Retype the listing that follows without a single change.

-- -- --

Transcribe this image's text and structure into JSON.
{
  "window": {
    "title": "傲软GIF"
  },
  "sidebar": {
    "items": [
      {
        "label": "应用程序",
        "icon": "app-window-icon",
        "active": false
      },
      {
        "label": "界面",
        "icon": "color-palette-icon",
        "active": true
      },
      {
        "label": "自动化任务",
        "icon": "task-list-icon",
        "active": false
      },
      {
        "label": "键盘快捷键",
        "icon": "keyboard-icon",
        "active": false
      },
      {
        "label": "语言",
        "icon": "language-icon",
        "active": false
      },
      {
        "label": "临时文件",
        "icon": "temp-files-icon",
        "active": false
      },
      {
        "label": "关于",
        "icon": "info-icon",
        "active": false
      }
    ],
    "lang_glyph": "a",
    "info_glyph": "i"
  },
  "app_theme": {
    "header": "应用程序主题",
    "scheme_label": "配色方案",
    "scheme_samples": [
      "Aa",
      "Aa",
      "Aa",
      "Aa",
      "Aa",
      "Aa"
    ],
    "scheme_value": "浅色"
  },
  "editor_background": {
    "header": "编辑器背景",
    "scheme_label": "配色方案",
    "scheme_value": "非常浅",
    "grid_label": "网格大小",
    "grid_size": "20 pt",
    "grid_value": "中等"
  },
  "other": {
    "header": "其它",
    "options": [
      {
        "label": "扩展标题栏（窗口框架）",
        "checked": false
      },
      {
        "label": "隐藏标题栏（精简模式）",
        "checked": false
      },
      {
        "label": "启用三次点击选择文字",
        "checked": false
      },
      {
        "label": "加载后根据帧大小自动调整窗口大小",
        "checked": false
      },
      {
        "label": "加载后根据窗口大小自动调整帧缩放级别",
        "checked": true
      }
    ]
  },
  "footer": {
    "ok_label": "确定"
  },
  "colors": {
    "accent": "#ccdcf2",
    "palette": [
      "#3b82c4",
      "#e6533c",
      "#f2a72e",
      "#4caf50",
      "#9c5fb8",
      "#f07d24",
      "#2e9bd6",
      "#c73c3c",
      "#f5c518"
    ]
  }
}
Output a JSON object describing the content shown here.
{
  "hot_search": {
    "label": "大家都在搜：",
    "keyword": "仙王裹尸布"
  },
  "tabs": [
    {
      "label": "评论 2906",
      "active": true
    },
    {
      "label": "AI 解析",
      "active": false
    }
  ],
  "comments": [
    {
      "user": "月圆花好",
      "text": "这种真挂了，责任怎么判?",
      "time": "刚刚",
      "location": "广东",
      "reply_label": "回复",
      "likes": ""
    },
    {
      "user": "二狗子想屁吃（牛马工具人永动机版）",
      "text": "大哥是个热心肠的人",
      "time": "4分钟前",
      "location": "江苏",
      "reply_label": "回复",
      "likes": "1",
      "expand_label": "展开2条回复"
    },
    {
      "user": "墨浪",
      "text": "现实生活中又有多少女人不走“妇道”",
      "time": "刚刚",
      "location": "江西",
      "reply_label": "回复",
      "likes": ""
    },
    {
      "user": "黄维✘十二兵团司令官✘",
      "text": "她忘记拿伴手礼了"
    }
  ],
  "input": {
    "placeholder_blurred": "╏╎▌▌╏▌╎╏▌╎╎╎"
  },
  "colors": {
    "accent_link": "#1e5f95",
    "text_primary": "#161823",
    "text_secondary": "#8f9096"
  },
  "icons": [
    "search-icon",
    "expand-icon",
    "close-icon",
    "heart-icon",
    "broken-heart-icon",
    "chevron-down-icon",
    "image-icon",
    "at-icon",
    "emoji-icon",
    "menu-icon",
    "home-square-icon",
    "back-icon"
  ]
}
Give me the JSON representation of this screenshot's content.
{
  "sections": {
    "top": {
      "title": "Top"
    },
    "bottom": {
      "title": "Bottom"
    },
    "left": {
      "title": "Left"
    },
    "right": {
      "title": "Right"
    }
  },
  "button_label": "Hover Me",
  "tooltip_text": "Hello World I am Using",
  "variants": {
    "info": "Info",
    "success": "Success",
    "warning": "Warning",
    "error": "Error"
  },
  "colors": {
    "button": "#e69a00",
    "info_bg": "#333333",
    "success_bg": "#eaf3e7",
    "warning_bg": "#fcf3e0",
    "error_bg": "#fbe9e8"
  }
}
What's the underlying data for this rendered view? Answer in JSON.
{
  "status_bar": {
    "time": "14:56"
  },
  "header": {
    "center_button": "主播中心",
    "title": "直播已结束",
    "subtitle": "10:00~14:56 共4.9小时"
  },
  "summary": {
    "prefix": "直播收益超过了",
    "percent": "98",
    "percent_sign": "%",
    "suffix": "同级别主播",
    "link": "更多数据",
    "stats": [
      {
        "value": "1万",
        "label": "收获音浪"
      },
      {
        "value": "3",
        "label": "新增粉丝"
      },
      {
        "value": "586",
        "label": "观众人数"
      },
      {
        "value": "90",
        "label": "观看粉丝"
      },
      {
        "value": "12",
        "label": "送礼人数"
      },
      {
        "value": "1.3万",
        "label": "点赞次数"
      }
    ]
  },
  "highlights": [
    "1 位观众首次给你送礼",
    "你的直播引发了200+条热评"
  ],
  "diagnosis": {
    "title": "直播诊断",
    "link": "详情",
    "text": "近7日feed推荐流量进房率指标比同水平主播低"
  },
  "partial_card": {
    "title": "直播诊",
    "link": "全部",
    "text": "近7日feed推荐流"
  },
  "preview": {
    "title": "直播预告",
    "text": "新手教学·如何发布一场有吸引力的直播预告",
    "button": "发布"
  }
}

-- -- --

— Exercise solution —
Transcribe this image's text and structure into JSON.
{
  "window": {
    "title": "傲软GIF"
  },
  "sidebar": {
    "items": [
      {
        "label": "应用程序",
        "icon": "app-window-icon",
        "active": false
      },
      {
        "label": "界面",
        "icon": "color-palette-icon",
        "active": true
      },
      {
        "label": "自动化任务",
        "icon": "task-list-icon",
        "active": false
      },
      {
        "label": "键盘快捷键",
        "icon": "keyboard-icon",
        "active": false
      },
      {
        "label": "语言",
        "icon": "language-icon",
        "active": false
      },
      {
        "label": "临时文件",
        "icon": "temp-files-icon",
        "active": false
      },
      {
        "label": "关于",
        "icon": "info-icon",
        "active": false
      }
    ],
    "lang_glyph": "a",
    "info_glyph": "i"
  },
  "app_theme": {
    "header": "应用程序主题",
    "scheme_label": "配色方案",
    "scheme_samples": [
      "Aa",
      "Aa",
      "Aa",
      "Aa",
      "Aa",
      "Aa"
    ],
    "scheme_value": "浅色"
  },
  "editor_background": {
    "header": "编辑器背景",
    "scheme_label": "配色方案",
    "scheme_value": "非常浅",
    "grid_label": "网格大小",
    "grid_size": "20 pt",
    "grid_value": "中等"
  },
  "other": {
    "header": "其它",
    "options": [
      {
        "label": "扩展标题栏（窗口框架）",
        "checked": false
      },
      {
        "label": "隐藏标题栏（精简模式）",
        "checked": false
      },
      {
        "label": "启用三次点击选择文字",
        "checked": false
      },
      {
        "label": "加载后根据帧大小自动调整窗口大小",
        "checked": false
      },
      {
        "label": "加载后根据窗口大小自动调整帧缩放级别",
        "checked": true
      }
    ]
  },
  "footer": {
    "ok_label": "确定"
  },
  "colors": {
    "accent": "#ccdcf2",
    "palette": [
      "#3b82c4",
      "#e6533c",
      "#f2a72e",
      "#4caf50",
      "#9c5fb8",
      "#f07d24",
      "#2e9bd6",
      "#c73c3c",
      "#f5c518"
    ]
  }
}
Output a JSON object describing the content shown here.
{
  "hot_search": {
    "label": "大家都在搜：",
    "keyword": "仙王裹尸布"
  },
  "tabs": [
    {
      "label": "评论 2906",
      "active": true
    },
    {
      "label": "AI 解析",
      "active": false
    }
  ],
  "comments": [
    {
      "user": "月圆花好",
      "text": "这种真挂了，责任怎么判?",
      "time": "刚刚",
      "location": "广东",
      "reply_label": "回复",
      "likes": ""
    },
    {
      "user": "二狗子想屁吃（牛马工具人永动机版）",
      "text": "大哥是个热心肠的人",
      "time": "4分钟前",
      "location": "江苏",
      "reply_label": "回复",
      "likes": "1",
      "expand_label": "展开2条回复"
    },
    {
      "user": "墨浪",
      "text": "现实生活中又有多少女人不走“妇道”",
      "time": "刚刚",
      "location": "江西",
      "reply_label": "回复",
      "likes": ""
    },
    {
      "user": "黄维✘十二兵团司令官✘",
      "text": "她忘记拿伴手礼了"
    }
  ],
  "input": {
    "placeholder_blurred": "╏╎▌▌╏▌╎╏▌╎╎╎"
  },
  "colors": {
    "accent_link": "#1e5f95",
    "text_primary": "#161823",
    "text_secondary": "#8f9096"
  },
  "icons": [
    "search-icon",
    "expand-icon",
    "close-icon",
    "heart-icon",
    "broken-heart-icon",
    "chevron-down-icon",
    "image-icon",
    "at-icon",
    "emoji-icon",
    "menu-icon",
    "home-square-icon",
    "back-icon"
  ]
}
Give me the JSON representation of this screenshot's content.
{
  "sections": {
    "top": {
      "title": "Top"
    },
    "bottom": {
      "title": "Bottom"
    },
    "left": {
      "title": "Left"
    },
    "right": {
      "title": "Right"
    }
  },
  "button_label": "Hover Me",
  "tooltip_text": "Hello World I am Using",
  "variants": {
    "info": "Info",
    "success": "Success",
    "warning": "Warning",
    "error": "Error"
  },
  "colors": {
    "button": "#e69a00",
    "info_bg": "#333333",
    "success_bg": "#eaf3e7",
    "warning_bg": "#fcf3e0",
    "error_bg": "#fbe9e8"
  }
}
What's the underlying data for this rendered view? Answer in JSON.
{
  "status_bar": {
    "time": "14:56"
  },
  "header": {
    "center_button": "主播中心",
    "title": "直播已结束",
    "subtitle": "10:00~14:56 共4.9小时"
  },
  "summary": {
    "prefix": "直播收益超过了",
    "percent": "98",
    "percent_sign": "%",
    "suffix": "同级别主播",
    "link": "更多数据",
    "stats": [
      {
        "value": "1万",
        "label": "收获音浪"
      },
      {
        "value": "3",
        "label": "新增粉丝"
      },
      {
        "value": "586",
        "label": "观众人数"
      },
      {
        "value": "90",
        "label": "观看粉丝"
      },
      {
        "value": "12",
        "label": "送礼人数"
      },
      {
        "value": "1.3万",
        "label": "点赞次数"
      }
    ]
  },
  "highlights": [
    "1 位观众首次给你送礼",
    "你的直播引发了200+条热评"
  ],
  "diagnosis": {
    "title": "直播诊断",
    "link": "详情",
    "text": "近7日feed推荐流量进房率指标比同水平主播低"
  },
  "partial_card": {
    "title": "直播诊",
    "link": "全部",
    "text": "近7日feed推荐流"
  },
  "preview": {
    "title": "直播预告",
    "text": "新手教学·如何发布一场有吸引力的直播预告",
    "button": "发布"
  }
}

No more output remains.